One thing I can guarantee is that Landon's name will come up increasingly as the debate goes on. Democrats will argue that he was politically wrong, Republicans that he was technically right.

You're going to hear a lot about Alf Landon these next weeks and months. (Time cover from Wikipedia.)

Democrats are already talking about him. Landon ran against Social Security, they say. And lost.

It's true. What we know of today as Social Security was passed in 1935. Landon's arguments are summarized in this poster Hakes Americana recently auctioned. He argued that it was a 6% tax on wages, that its promises would not be kept.

I will not promise the Moon, he said. FDR went ballistic. "Your Government is still on the same side of the street with the Good Samaritan and not with those who pass by on the other side," he thundered in a speech at the old Madison Square Garden.

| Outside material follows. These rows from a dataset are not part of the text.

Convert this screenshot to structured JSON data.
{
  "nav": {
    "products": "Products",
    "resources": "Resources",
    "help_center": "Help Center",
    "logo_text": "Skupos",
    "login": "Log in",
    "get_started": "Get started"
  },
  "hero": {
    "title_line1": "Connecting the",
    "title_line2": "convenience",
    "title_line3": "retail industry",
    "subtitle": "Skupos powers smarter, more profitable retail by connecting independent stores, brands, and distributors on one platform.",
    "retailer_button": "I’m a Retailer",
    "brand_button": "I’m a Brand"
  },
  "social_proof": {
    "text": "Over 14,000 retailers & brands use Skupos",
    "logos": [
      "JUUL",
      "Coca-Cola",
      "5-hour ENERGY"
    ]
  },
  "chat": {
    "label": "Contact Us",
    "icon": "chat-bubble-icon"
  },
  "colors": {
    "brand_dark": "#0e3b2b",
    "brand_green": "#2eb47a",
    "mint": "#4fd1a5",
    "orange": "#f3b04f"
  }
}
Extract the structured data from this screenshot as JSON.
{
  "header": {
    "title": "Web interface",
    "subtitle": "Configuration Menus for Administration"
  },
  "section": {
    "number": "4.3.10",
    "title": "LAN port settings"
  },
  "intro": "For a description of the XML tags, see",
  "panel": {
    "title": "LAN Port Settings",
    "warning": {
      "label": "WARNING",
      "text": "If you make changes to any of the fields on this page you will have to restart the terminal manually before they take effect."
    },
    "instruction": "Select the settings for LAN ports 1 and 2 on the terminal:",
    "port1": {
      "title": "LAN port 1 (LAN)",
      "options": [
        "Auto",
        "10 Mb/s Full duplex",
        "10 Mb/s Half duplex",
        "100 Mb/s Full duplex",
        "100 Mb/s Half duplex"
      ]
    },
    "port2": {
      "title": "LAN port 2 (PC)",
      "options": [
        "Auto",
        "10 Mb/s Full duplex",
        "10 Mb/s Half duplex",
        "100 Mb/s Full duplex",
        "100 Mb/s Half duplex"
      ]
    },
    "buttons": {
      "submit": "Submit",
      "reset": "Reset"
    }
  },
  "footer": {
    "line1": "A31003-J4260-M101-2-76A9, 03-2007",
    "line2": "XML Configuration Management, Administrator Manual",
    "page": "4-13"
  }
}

What's interesting is that this seems an argument many Republicans are happy to revisit. George W. Bush made an effort to "reform" Social Security a hallmark of his second term. (It was drowned in the Katrina bathtub.)

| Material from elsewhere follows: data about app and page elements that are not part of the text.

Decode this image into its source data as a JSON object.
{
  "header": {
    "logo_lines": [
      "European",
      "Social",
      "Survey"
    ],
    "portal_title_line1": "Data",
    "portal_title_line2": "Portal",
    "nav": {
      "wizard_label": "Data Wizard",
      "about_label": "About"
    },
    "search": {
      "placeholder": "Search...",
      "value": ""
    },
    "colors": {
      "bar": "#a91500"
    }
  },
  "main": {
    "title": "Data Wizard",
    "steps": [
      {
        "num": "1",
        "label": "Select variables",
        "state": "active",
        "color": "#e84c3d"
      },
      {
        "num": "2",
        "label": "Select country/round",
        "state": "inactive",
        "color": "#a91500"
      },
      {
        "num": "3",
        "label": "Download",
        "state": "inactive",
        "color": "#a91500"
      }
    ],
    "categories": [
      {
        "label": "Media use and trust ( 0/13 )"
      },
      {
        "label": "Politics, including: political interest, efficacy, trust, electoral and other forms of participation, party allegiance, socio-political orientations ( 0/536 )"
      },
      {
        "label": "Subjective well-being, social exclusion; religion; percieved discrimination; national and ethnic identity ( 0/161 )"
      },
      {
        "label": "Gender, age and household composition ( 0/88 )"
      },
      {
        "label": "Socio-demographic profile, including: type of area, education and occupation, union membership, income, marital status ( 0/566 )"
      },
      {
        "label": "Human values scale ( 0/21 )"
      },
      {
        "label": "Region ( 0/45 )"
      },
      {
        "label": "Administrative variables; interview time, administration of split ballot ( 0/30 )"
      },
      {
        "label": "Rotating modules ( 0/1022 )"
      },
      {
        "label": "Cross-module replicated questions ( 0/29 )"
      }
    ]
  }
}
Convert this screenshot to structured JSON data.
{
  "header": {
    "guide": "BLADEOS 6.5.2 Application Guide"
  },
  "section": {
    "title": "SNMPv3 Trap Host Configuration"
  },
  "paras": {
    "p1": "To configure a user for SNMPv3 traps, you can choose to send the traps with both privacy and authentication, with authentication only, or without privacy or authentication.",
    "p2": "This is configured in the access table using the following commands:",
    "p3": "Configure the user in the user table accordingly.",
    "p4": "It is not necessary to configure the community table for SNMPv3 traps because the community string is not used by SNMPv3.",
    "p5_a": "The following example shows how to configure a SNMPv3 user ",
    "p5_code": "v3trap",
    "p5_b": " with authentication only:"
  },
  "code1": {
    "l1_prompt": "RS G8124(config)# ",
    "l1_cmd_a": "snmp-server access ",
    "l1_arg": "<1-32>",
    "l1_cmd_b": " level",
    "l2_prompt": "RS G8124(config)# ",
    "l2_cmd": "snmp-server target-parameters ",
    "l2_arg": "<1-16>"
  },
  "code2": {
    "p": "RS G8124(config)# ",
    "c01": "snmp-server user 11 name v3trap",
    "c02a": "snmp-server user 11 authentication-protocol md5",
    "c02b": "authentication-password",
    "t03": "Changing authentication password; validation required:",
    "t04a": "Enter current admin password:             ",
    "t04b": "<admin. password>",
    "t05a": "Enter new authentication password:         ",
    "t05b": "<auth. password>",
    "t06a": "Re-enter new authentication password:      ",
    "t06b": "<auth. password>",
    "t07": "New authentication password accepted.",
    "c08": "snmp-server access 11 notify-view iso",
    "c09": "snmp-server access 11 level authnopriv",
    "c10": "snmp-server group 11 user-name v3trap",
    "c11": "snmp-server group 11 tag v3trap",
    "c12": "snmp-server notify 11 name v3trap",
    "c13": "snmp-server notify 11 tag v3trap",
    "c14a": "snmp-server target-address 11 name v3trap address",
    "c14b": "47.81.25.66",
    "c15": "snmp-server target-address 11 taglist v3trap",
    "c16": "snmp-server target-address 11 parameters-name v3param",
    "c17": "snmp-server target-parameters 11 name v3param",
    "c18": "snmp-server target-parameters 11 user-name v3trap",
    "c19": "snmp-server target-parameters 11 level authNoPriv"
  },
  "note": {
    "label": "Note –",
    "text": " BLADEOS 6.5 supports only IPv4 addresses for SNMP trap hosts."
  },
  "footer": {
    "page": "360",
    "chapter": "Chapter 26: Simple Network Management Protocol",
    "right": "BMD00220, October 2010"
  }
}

In contrast to the pension system in, say, Canada, Social Security money is not invested. It's a pass-through. You're promised certain benefits but the government has been borrowing against the Social Security Trust Fund for years.

Critics also argue it is not "actuarially sound." As America gets older more-and-more of us old timers are burdening fewer-and-fewer workers. (Here is a collection of nine articles by Social Security reformers from Helium.com. Enjoy.)

Many of these arguments are being echoed in the second health care debate, which begins today with the signing of the bill, and will continue through the next two election cycles. It's a power grab. It will bankrupt us. It will kill jobs.

One thing I can guarantee is that Landon's name will come up increasingly as the debate goes on. Democrats will argue that he was politically wrong, Republicans that he was technically right.

Landon, it should be noted, lived to his 100th birthday, and to see his daughter Nancy Landon Kassebaum serving in the U.S. Senate. (She is now 77 and happily married to former Tennessee Sen. Howard Baker.) Which means Landon received Social Security for about 35 years, and got much more from it than what he put in. (FDR died at age 63.)

Now, with the history lesson under your belt, go forth and argue health reform all you want.

This post was originally published on Smartplanet.com